NEW: The project now implements the paper “Weighted Laplacian Smoothing for Surface Reconstruction of Particle-based Fluids” (Löschner, Böttcher, Jeske, Bender; 2023). It proposes a fast smoothing approach to avoid the typical bumpiness of the surfaces reconstructed from SPH simulations while preventing loss of volume for splashes and droplets that occurs with simple, non-speaclized smoothing methods. The images below show a rendering of a typical surface reconstruction (on the left) with visible bumps due to the SPH particles compared to the same surface reconstruction with weighted smoothing applied (on the right):
You can see this rendering in motion in this video. For more details see the paper and the readme in the repository.
This project consists of the following crates:
splashsurf: Binary crate with a CLI (command line interface) to quickly run surface reconstructions of SPH particle data files from the terminal
splashsurf_lib: Library that implements the reconstruction pipeline used by the CLI. Allows to integrate the reconstruction procedure directly into other Rust applications. Furthermore, it resembles a framework providing access to individual building blocks to create your own surface reconstruction pipeline.
splashsurf is a tool to reconstruct surfaces meshes from SPH particle data.
The first image shows the visualization of a set of particles from an SPH fluid simulation from SPlisHSPlasH.
The particle radius is
0.025. As the rendering of a fluid should not look like a ball pit, a surface mesh has to be
reconstructed from this particle data. The next image shows a reconstructed surface mesh of the fluid produced by
with a “smoothing length” of
2.2 times the particles radius and a cell size of
1.1 times the particle radius. The
third image shows a finer reconstruction with a cell size of
0.45 times the particle radius.

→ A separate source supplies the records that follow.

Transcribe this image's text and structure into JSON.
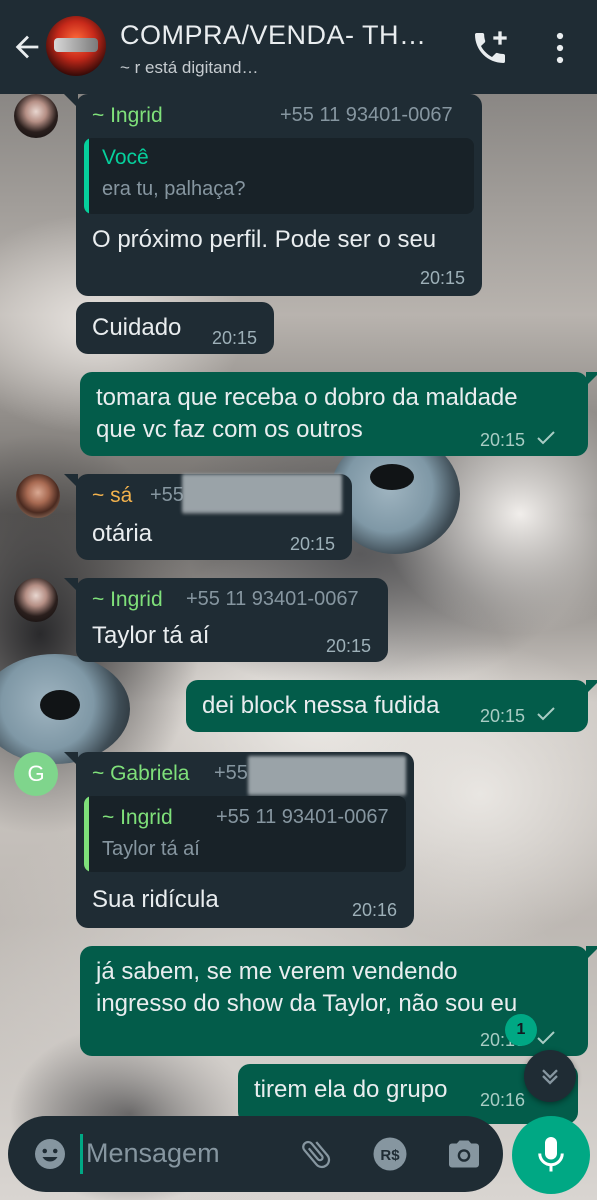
{
  "header": {
    "title": "COMPRA/VENDA- TH…",
    "subtitle": "~ r está digitand…"
  },
  "messages": [
    {
      "sender": "~ Ingrid",
      "phone": "+55 11 93401-0067",
      "quote_author": "Você",
      "quote_text": "era tu, palhaça?",
      "text": "O próximo perfil. Pode ser o seu",
      "time": "20:15"
    },
    {
      "text": "Cuidado",
      "time": "20:15"
    },
    {
      "line1": "tomara que receba o dobro da maldade",
      "line2": "que vc faz com os outros",
      "time": "20:15"
    },
    {
      "sender": "~ sá",
      "phone_prefix": "+55",
      "text": "otária",
      "time": "20:15"
    },
    {
      "sender": "~ Ingrid",
      "phone": "+55 11 93401-0067",
      "text": "Taylor tá aí",
      "time": "20:15"
    },
    {
      "text": "dei block nessa fudida",
      "time": "20:15"
    },
    {
      "avatar_letter": "G",
      "sender": "~ Gabriela",
      "phone_prefix": "+55",
      "quote_author": "~ Ingrid",
      "quote_phone": "+55 11 93401-0067",
      "quote_text": "Taylor tá aí",
      "text": "Sua ridícula",
      "time": "20:16"
    },
    {
      "line1": "já sabem, se me verem vendendo",
      "line2": "ingresso do show da Taylor, não sou eu",
      "time": "20:15"
    },
    {
      "text": "tirem ela do grupo",
      "time": "20:16"
    }
  ],
  "unread_count": "1",
  "composer": {
    "placeholder": "Mensagem"
  },
  "colors": {
    "header_bg": "#1f2c34",
    "incoming_bubble": "#1f2c34",
    "outgoing_bubble": "#035c4a",
    "accent": "#00a884",
    "sender_green": "#7fe07a",
    "sender_orange": "#f2b24d"
  },
  "icons": [
    "back-arrow-icon",
    "add-call-icon",
    "more-vert-icon",
    "check-icon",
    "emoji-icon",
    "attach-clip-icon",
    "payment-icon",
    "camera-icon",
    "mic-icon",
    "chevron-down-icon"
  ]
}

These surface meshes can
then be fed into 3D rendering software such as Blender to generate beautiful water animations.
The result might look something like this: